Sustainable consumption and production involves the efficient management of natural resources and chemicals and the reduction of waste pollutant products.


Since 2000, Lebanon has implemented environmental legislation requiring industries to minimize their pollution. However, environmental governance at municipal level and national level regulation and enforcement needs to be further strengthened for better recycling and waste management.

Did you know that…?

• Lebanon was able to reduce consumption of CFC (a substance that depletes the ozone layer) from 928 tons to 0 tons in less than fifteen years.
• In 2010, 17% of household solid waste was recycled while 83% was sent to landfills or open dumps, including potentially hazardous forms of waste.

Raising awareness on the benefits of sustainable consumption and production can lead Lebanon to transform itself into a green economy and significantly reduce its negative impact on the environment.


Integrating climate change into national policies and raising awareness about it, while strengthening the country’s ability to deal with the results of climate change.


Lebanon has signed several conventions, such as the Paris Agreement on climate change, and established several institutions dedicated to the protection of the environment.
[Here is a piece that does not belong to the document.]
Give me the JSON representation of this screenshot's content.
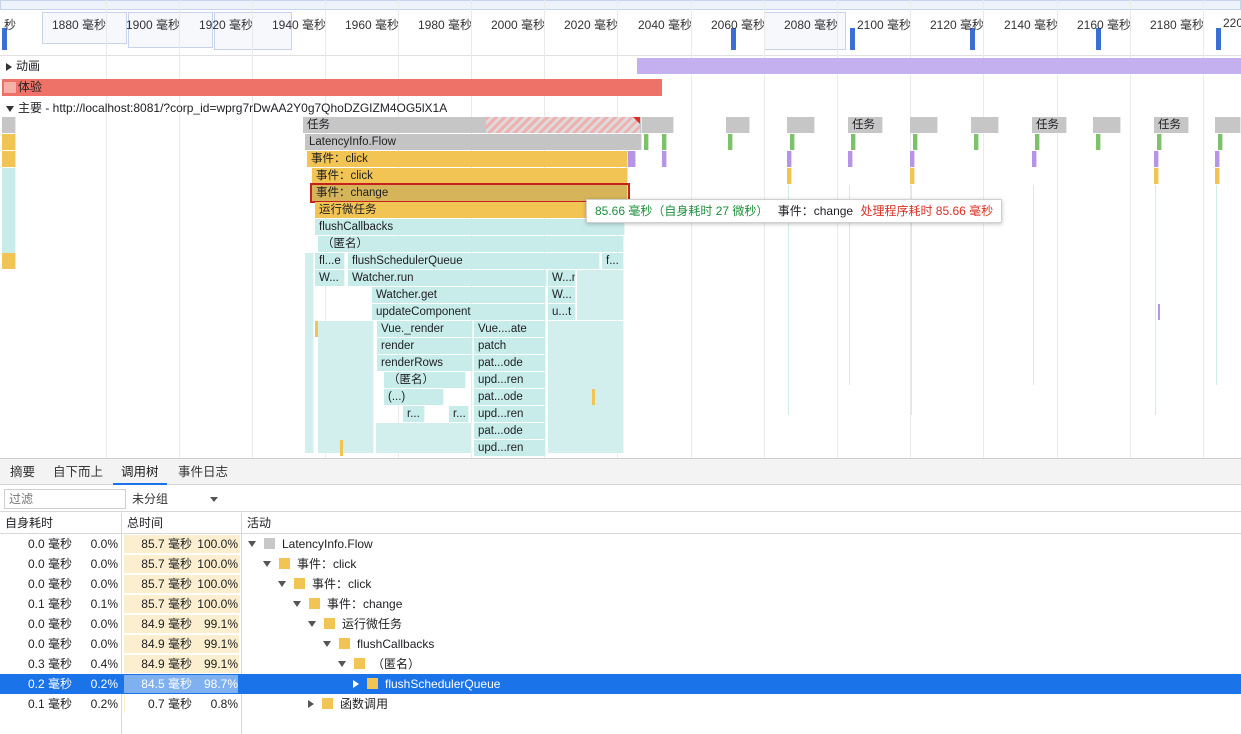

The country is vulnerable to extreme events such as winter floods and extended hot summer days that are increasing due to climate change. More can be done to reduce Lebanon’s contribution to climate change and increase the capacities of institutions working with environmental issues.

Did you know that…?
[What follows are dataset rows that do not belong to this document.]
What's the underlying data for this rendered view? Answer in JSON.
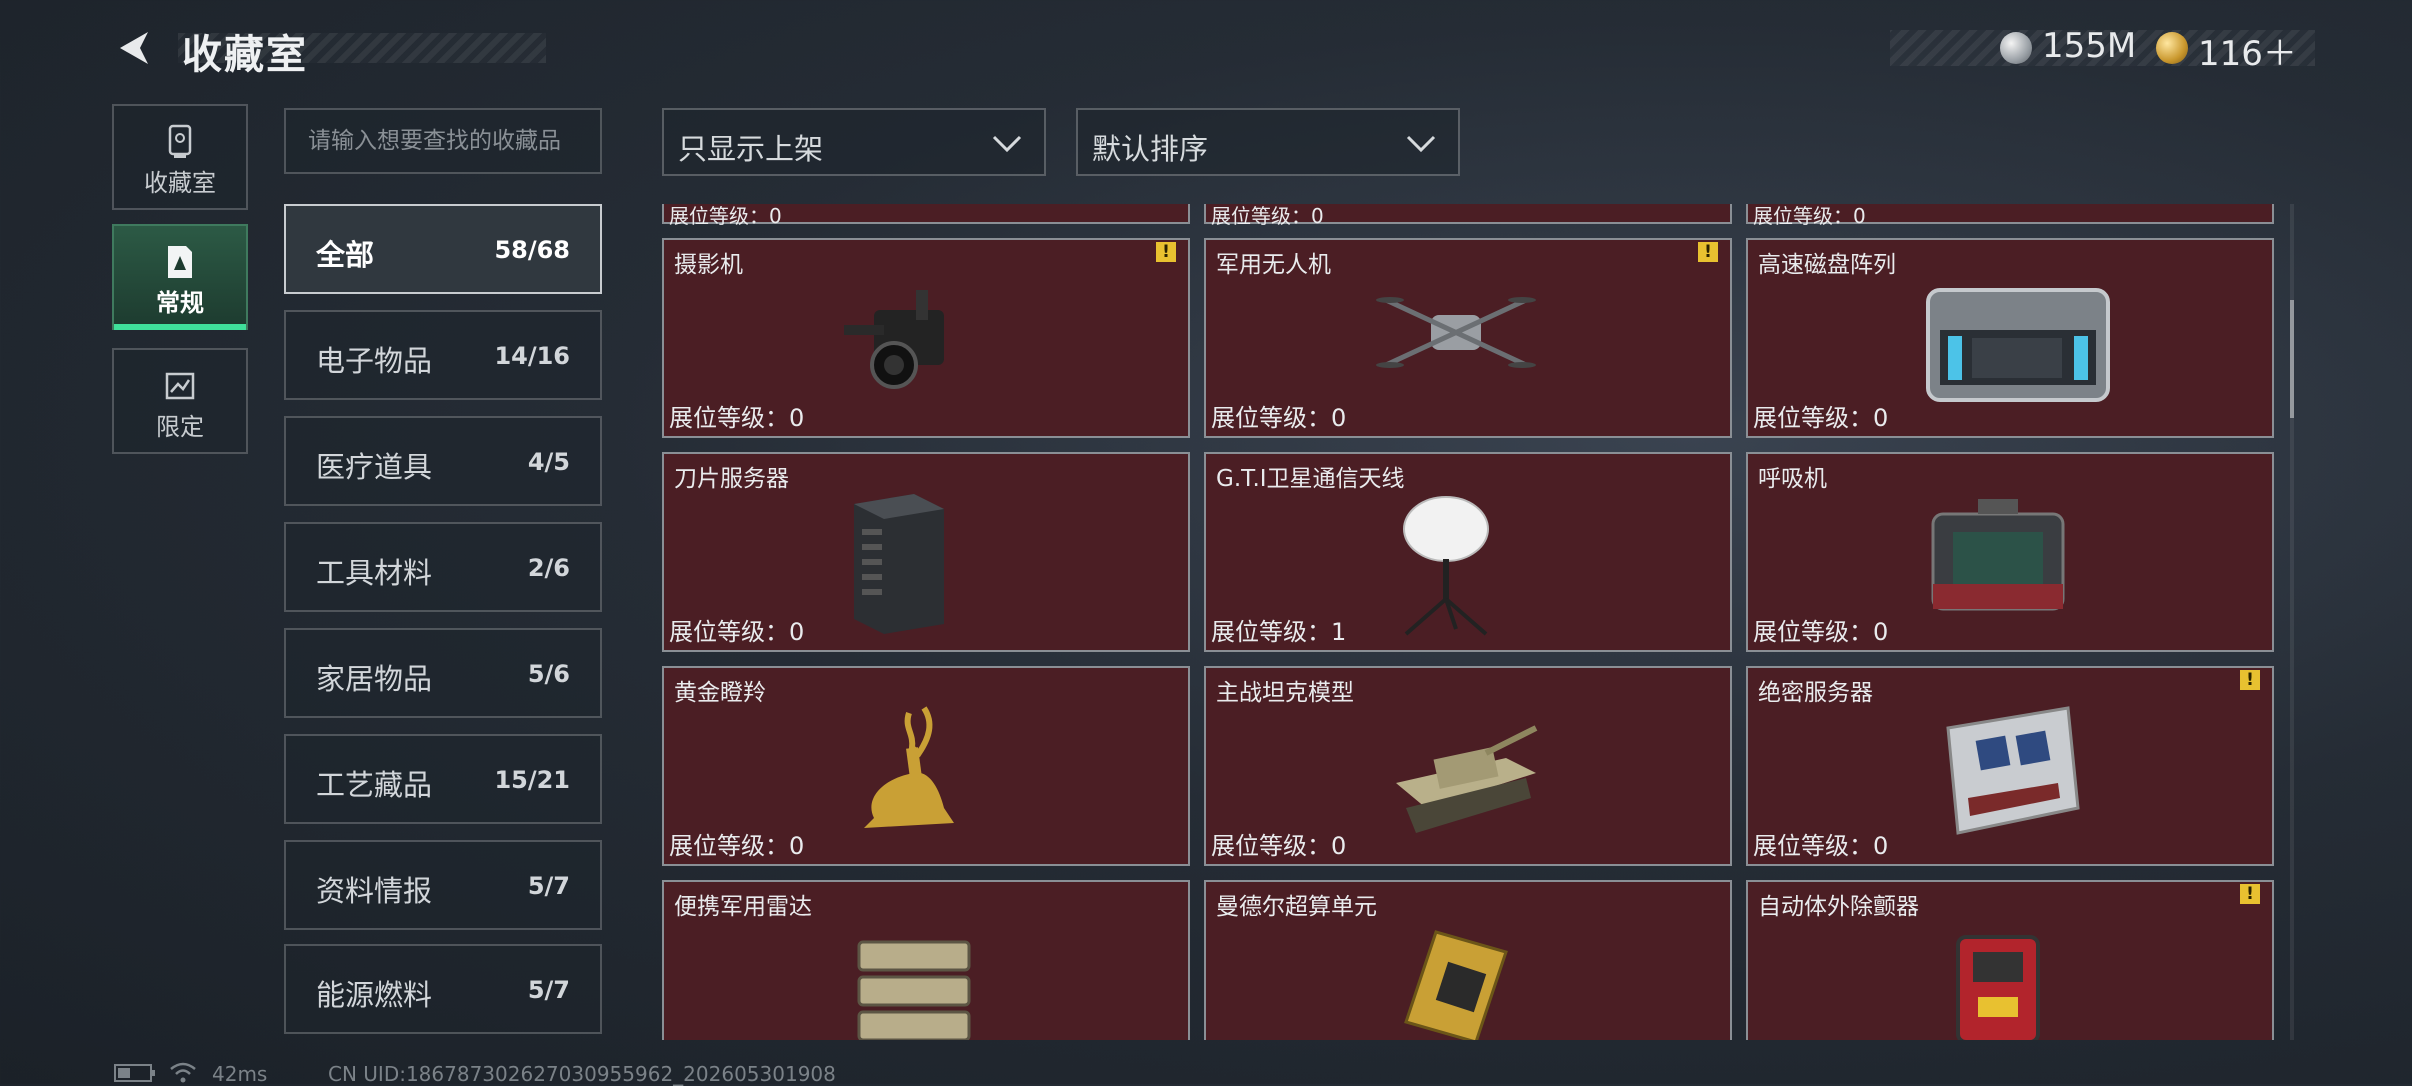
{
  "header": {
    "title": "收藏室"
  },
  "currency": {
    "silver": "155M",
    "gold": "116＋"
  },
  "nav": [
    {
      "label": "收藏室",
      "icon": "trophy-case-icon"
    },
    {
      "label": "常规",
      "icon": "card-icon"
    },
    {
      "label": "限定",
      "icon": "map-icon"
    }
  ],
  "search": {
    "placeholder": "请输入想要查找的收藏品"
  },
  "categories": [
    {
      "label": "全部",
      "count": "58/68"
    },
    {
      "label": "电子物品",
      "count": "14/16"
    },
    {
      "label": "医疗道具",
      "count": "4/5"
    },
    {
      "label": "工具材料",
      "count": "2/6"
    },
    {
      "label": "家居物品",
      "count": "5/6"
    },
    {
      "label": "工艺藏品",
      "count": "15/21"
    },
    {
      "label": "资料情报",
      "count": "5/7"
    },
    {
      "label": "能源燃料",
      "count": "5/7"
    }
  ],
  "filters": {
    "display": "只显示上架",
    "sort": "默认排序"
  },
  "level_label": "展位等级：",
  "partial_row": [
    "展位等级：0",
    "展位等级：0",
    "展位等级：0"
  ],
  "items": [
    {
      "name": "摄影机",
      "level": "0",
      "warn": true,
      "icon": "camera-icon"
    },
    {
      "name": "军用无人机",
      "level": "0",
      "warn": true,
      "icon": "drone-icon"
    },
    {
      "name": "高速磁盘阵列",
      "level": "0",
      "warn": false,
      "icon": "disk-array-icon"
    },
    {
      "name": "刀片服务器",
      "level": "0",
      "warn": false,
      "icon": "blade-server-icon"
    },
    {
      "name": "G.T.I卫星通信天线",
      "level": "1",
      "warn": false,
      "icon": "satellite-dish-icon"
    },
    {
      "name": "呼吸机",
      "level": "0",
      "warn": false,
      "icon": "ventilator-icon"
    },
    {
      "name": "黄金瞪羚",
      "level": "0",
      "warn": false,
      "icon": "golden-gazelle-icon"
    },
    {
      "name": "主战坦克模型",
      "level": "0",
      "warn": false,
      "icon": "tank-model-icon"
    },
    {
      "name": "绝密服务器",
      "level": "0",
      "warn": true,
      "icon": "secret-server-icon"
    },
    {
      "name": "便携军用雷达",
      "level": "",
      "warn": false,
      "icon": "radar-icon"
    },
    {
      "name": "曼德尔超算单元",
      "level": "",
      "warn": false,
      "icon": "cpu-unit-icon"
    },
    {
      "name": "自动体外除颤器",
      "level": "",
      "warn": true,
      "icon": "defibrillator-icon"
    }
  ],
  "status": {
    "ping": "42ms",
    "uid": "CN UID:18678730262703095596​2_202605301908"
  }
}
• Lebanon increased its greenhouse gas emissions, gases that are harmful to the environment and contribute to climate change, by nearly 5% annually between 1994 and 2012.
• It is estimated that by 2040 rainfall in Lebanon will have decreased by 10-20%.
• At the current rate, sea levels in Lebanon will rise with up to 60 cm in the next 30 years.

Combating climate change will allow our children and their children to experience and live in the Lebanon we know today.


Protecting and conserving marine and coastal areas and ecosystems by reducing marine pollution, ocean acidification and over-fishing.


With around 240 kilometres of coastline, Lebanon’s coastal zone is a key element of its natural capital, beauty and tourist attractions. However, the lack of protection measures is negatively affecting these ecosystems and the species living in them.

Did you know that…?

• In 2010, 65% of total sewage in Lebanon ended up in coastal waters.
• Between 1975 and 2001 an estimated 1,269 illegal properties were constructed along the coastline, which negatively affected coastal and marine ecosystems.

By creating effective management policies, Lebanon can go a long way in protecting the national treasure of marine and coastal ecosystems.


Conserving and protecting freshwater and terrestrial ecosystems, forests and biodiversity from deforestation, desertification and non-native species.


Lebanon, with a unique biodiversity, has an identity that is deeply linked to the cedar tree — and yet its forests are at grave risk of dissappearing. Development after the civil war has come at a cost to the natural ecosystems mainly due to unsustainable urban growth.

Did you know that…?

• Lebanon has a very high biodiversity with 0.25 different species per square kilometre—more than in Brazil.
• Growing urbanization is estimated to consume about 5 square kilometres of natural areas every year in Lebanon.

By protecting, restoring and promoting terrestrial ecosystems through urban planning and public awareness, Lebanon can take advantage of its rich and diverse ecosystems and habitats.